By: Eugene Davidovich, San Diego Americans for Safe Access
Patients and Advocates concerned ordinance headed towards ban rather than reasonable regulation.
On January 20th the City of San Diego’s Planning Commission will be discussing and voting on a recommendation to the City Council to approve an ordinance limiting medical marijuana dispensaries in the City of San Diego to certain industrial and limited commercial zones.
Out of almost one hundred possible zoning categories in the city’s municipal code if the ordinance passes unchanged, the current limitations would allow dispensaries only in five specific zones within the city’s limits; IL-1-3, IS-1-1, CC-2-1, CC-2-2, and CC-2-3.
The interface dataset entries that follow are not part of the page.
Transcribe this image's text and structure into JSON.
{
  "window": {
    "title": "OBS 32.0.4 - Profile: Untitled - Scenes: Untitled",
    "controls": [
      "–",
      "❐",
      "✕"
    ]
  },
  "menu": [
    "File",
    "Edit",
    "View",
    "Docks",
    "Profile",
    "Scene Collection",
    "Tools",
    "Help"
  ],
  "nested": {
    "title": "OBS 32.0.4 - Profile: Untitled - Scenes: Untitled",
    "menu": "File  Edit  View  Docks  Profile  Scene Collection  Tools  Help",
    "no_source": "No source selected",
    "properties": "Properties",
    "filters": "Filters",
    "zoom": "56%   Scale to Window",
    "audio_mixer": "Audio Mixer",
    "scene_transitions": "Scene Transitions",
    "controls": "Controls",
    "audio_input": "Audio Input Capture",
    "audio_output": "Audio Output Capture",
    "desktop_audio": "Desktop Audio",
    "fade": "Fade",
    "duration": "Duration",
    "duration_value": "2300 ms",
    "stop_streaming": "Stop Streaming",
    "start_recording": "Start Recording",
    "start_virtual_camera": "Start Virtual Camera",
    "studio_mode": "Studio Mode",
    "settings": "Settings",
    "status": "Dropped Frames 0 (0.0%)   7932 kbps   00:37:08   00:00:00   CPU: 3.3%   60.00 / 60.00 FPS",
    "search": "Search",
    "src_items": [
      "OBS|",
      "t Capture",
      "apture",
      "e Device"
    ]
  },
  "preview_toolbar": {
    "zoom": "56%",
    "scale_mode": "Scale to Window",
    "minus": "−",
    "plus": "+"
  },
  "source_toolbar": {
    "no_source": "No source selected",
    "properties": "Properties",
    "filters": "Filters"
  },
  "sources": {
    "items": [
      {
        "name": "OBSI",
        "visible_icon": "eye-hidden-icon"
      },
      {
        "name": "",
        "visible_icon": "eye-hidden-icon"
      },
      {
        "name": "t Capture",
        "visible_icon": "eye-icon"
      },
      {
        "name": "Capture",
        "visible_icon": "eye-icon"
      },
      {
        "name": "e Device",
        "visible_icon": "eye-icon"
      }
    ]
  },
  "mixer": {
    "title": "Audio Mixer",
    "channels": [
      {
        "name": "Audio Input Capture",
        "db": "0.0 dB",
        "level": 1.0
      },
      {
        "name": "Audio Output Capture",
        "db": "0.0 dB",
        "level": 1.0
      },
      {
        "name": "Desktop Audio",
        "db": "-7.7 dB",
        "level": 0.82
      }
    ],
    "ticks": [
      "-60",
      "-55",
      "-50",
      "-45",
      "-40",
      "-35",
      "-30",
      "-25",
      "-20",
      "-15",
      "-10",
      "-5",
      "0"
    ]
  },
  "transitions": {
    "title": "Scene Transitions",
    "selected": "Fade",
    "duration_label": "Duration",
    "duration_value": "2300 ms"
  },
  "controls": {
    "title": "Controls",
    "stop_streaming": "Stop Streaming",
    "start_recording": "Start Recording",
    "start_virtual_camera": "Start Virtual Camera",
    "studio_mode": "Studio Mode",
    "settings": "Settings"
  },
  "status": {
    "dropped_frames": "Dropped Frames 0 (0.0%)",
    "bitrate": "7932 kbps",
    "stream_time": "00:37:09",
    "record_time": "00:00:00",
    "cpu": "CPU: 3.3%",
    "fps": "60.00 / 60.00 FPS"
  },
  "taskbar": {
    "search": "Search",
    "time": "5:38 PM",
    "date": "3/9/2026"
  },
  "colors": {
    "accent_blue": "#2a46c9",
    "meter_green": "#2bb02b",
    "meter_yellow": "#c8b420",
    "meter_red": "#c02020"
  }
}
Facilities lucky enough to find friendly landlords in those five zones, would be faced with another challenge; finding friendly landlords whose properties are located at least 1,000 feet away from schools, playgrounds, libraries, child care facilities, youth facilities, churches, parks, as well as other dispensaries.
According to the proposed ordinance all dispensaries currently open in the city would be required to shut down, as the ordinance considers everyone open prior to its passage, out of compliance by default. Those who want to continue to provide safe access to patients in their current locations would have to apply for a process 4 conditional use permit (CUP). Process 4 is one of the most restrictive and expensive (15k-50k) licensing processes the city can force an organization to go through. Under a process four, each application would have to be heard by the planning commission as well as the city council on appeal.
Under Process 4, not only would safe access be unduly restricted for patients in the city, but every dispensary application would turn into a political battle that would require city council’s vote on each application. While the political wrangling goes on in City Hall, those patients who need this medicine most would have to go without.
Even on the surface this proposal does not appear to be a compromise, nor is it a regulation addressing patients’ needs. The proposed ordinance is nothing but a ban attempting to be passed off as a regulation.
There is still a chance to turn this around. The roadmap to a reasonable compromise is already spelled out in the report presented by city staff to the planning commission. Aside from the overly restrictive ordinance, the report includes numerous alternatives and recommendations from The Medical Marijuana Task Force, the Code Monitoring Team, as well as the Community Planners Committee all of whom prior to making their recommendations heard testimony from hundreds of patients and community members on the issue.
The San Diego Medical Marijuana Task Force (MMTF) recommended a process 2 CUP for dispensaries with less than 100 members and a process 3 CUP for those with more than 100. The sensitivity buffer of 1,000 feet in the MMTF’s recommendations only applied to schools, playgrounds, libraries, child care facilities and youth facilities, not churches and parks. Also, the separation requirement from other dispensaries recommended by the MMTF was only 500 feet.
The Code Monitoring Team (CMT) also recommended a much more reasonable approach. They suggested that distances from sensitive uses be down to 300 feet, making the restrictions the same as those currently in place for off-site sales of alcohol.
The CMT also recommended that dispensaries be allowed in all commercial zones including those with residential uses, as well as industrial zones that allow retail uses such as pharmacies. With regards to the permitting process, the CMT recommended a process 3.
The Community Planners Committee (CPC) recommendations also included a less restrictive approach. Majority of members of the CPC were extremely concerned that the proposed ordinance bans access in their communities. They actually demanded that every Community Planning Group (CPG) be allowed to grant variances allowing locations in their communities if the overly restrictive ordinance ends up banning or making their neighborhoods “too sensitive” for medical marijuana.
The CPC also recommended that collectives currently open be allowed to continue operating for at least one year following the passage of the ordinance while they are coming into compliance with the new requirements.
The consensus of the San Diego Community is clear. Citizens want safe access to medical marijuana for patients in their communities. They do not want a ban nor do they want to see only a handful of facilities allowed to be open through an overly restrictive and expensive process.
The regulation adopted should allow patients to sort out the number of locations allowed to exist in the city through their patronage or lack thereof, rather than through a zoning cap or de facto ban.
San Diegans see that an ordinance so restrictive that it eradicates reasonable access in our communities would not only create many lawsuits and legal costs for the already cash strapped city, but it would also go directly against the will of California voters and the needs of the many sick and dying patients who rely on this medicine every day.
At the January 20th planning commission meeting, patients, advocates, and concerned citizens will speak out in hopes of convincing the commissioners to listen to the recommendations of the community, the MMTF, the CMT, and the CPC, to help regulate rather than ban safe access in the City of San Diego.
Planning commission’s Agenda for the January 20th Meeting:
Staff Report for the January 20th meeting:
San Diego ASA News Brief about the Planning Commission Meeting:
Planning Commission Meeting Information:
MMJ Ordinance is Agenda Item 10 - January 20th 9am
12th Floor of City Hall – 202 C St. San Diego CA
Tuesday, January 18, 2011
By: Eugene Davidovich, San Diego Americans for Safe Access